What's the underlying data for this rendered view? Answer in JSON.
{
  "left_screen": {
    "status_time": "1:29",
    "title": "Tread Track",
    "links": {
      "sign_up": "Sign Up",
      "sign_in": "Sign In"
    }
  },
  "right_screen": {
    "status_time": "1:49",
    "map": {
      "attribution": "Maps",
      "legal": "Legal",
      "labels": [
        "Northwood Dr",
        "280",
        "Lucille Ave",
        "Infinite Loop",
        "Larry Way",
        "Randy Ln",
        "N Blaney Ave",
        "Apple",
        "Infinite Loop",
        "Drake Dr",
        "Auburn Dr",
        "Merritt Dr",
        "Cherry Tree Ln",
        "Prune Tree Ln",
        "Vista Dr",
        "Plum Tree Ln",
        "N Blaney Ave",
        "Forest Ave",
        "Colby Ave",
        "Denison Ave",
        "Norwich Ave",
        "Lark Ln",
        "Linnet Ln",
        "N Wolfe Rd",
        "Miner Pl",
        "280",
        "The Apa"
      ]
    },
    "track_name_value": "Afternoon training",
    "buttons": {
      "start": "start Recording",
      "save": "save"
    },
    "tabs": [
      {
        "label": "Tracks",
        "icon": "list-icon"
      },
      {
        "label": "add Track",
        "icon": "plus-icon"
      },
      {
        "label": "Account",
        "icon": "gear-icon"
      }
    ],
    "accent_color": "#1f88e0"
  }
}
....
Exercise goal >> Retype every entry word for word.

Result of this exercise >>
What's the underlying data for this rendered view? Answer in JSON.
{
  "left_screen": {
    "status_time": "1:29",
    "title": "Tread Track",
    "links": {
      "sign_up": "Sign Up",
      "sign_in": "Sign In"
    }
  },
  "right_screen": {
    "status_time": "1:49",
    "map": {
      "attribution": "Maps",
      "legal": "Legal",
      "labels": [
        "Northwood Dr",
        "280",
        "Lucille Ave",
        "Infinite Loop",
        "Larry Way",
        "Randy Ln",
        "N Blaney Ave",
        "Apple",
        "Infinite Loop",
        "Drake Dr",
        "Auburn Dr",
        "Merritt Dr",
        "Cherry Tree Ln",
        "Prune Tree Ln",
        "Vista Dr",
        "Plum Tree Ln",
        "N Blaney Ave",
        "Forest Ave",
        "Colby Ave",
        "Denison Ave",
        "Norwich Ave",
        "Lark Ln",
        "Linnet Ln",
        "N Wolfe Rd",
        "Miner Pl",
        "280",
        "The Apa"
      ]
    },
    "track_name_value": "Afternoon training",
    "buttons": {
      "start": "start Recording",
      "save": "save"
    },
    "tabs": [
      {
        "label": "Tracks",
        "icon": "list-icon"
      },
      {
        "label": "add Track",
        "icon": "plus-icon"
      },
      {
        "label": "Account",
        "icon": "gear-icon"
      }
    ],
    "accent_color": "#1f88e0"
  }
}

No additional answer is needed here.